More to the point, the salvation that Europe promised 26 years ago increasingly resembles a charade. As the Yale historian Timothy Snyder has noted, Spain and its kin in Southern Europe have effectively become “pantomime republics”: elected national officials defer to the unelected supranational European Union. In policy terms, this means subscribing to the pro-austerity agenda emanating from Germany. Last September, a majority in the Spanish Parliament amended the Constitution to include a deficit reduction clause; it was the first time the document had been touched since it was written in 1978.
So what does it mean for Spaniards to “belong” to Europe now? Emigration and indignation, the defining strands of contemporary Spanish life.
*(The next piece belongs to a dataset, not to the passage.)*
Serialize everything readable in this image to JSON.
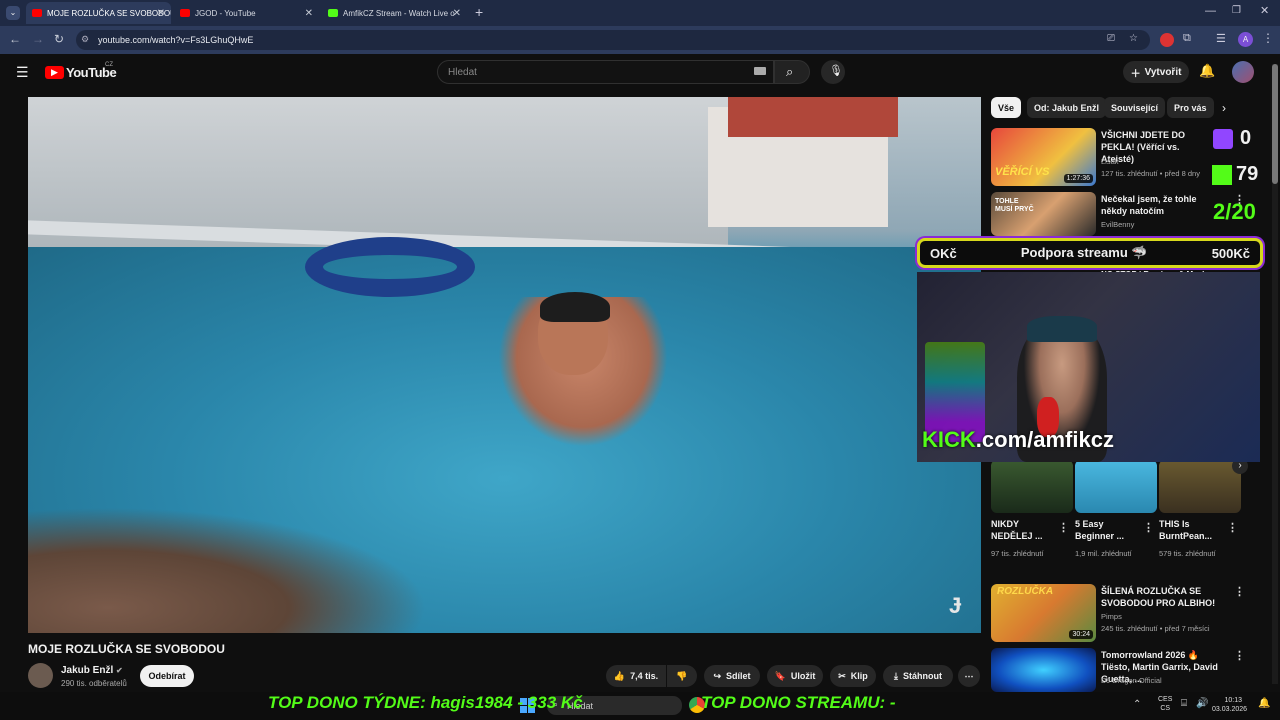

The number of Spaniards living abroad has spiked 23 percent during the crisis. And remittances sent back to Spain are higher than ever. Most emigrating Spaniards have streamed across Europe, heading north, where job prospects are best, although Latin America has also been a common destination. The economic crisis has inverted old Iberian paradigms: lured by the promise of developing economies, the continentals are now setting out for Angola, Ecuador, Brazil, Peru and Chile.
HERE at home, the crisis has left one of every two Spaniards under 25 without work. Those who left school to capitalize on bloated salaries during the construction boom are now adrift. And the job market is desiccated for the better educated too; this generation is the best qualified in the country’s history, yet its members are the first since Spain’s civil war to face worse job prospects than their parents.
Disenchantment with politics is deep. Polls last autumn suggested that young protesters had two overarching grievances: the unresponsiveness of the political class and joblessness. The sovereign debt crisis can explain both. The Brussels agenda has rendered Spain’s two major parties — the Socialists and the conservative “populares” — impotent and indistinguishable on the most important issue of the day, job creation.
Daily, hordes of Spaniards swarm the streets to protest mounting government cutbacks, while protesters with more programmatic leanings sound a refrain of reform: change the electoral law; make state finances more transparent; crack down on political corruption.
Their fixation on process is revealing. Citizens are losing confidence in the power of their votes; assemblies and rallies are hurriedly convened to stem the tide of further government cutbacks, but to scant effect. As one young protester told me, “We don’t have the luxury of advancing much of an agenda beyond beating back government cuts.”
Because Spain’s economic fate no longer seems to be in Spain’s own hands, the crucial intermediary space between what the state needs and what the people want — the ground on which politicians are normally held to account — has shrunk. Sometimes it seems that the closer Spain has moved to Europe, the more democracy eludes its grasp.
Jonathan Blitzer is a journalist and translator based in Madrid.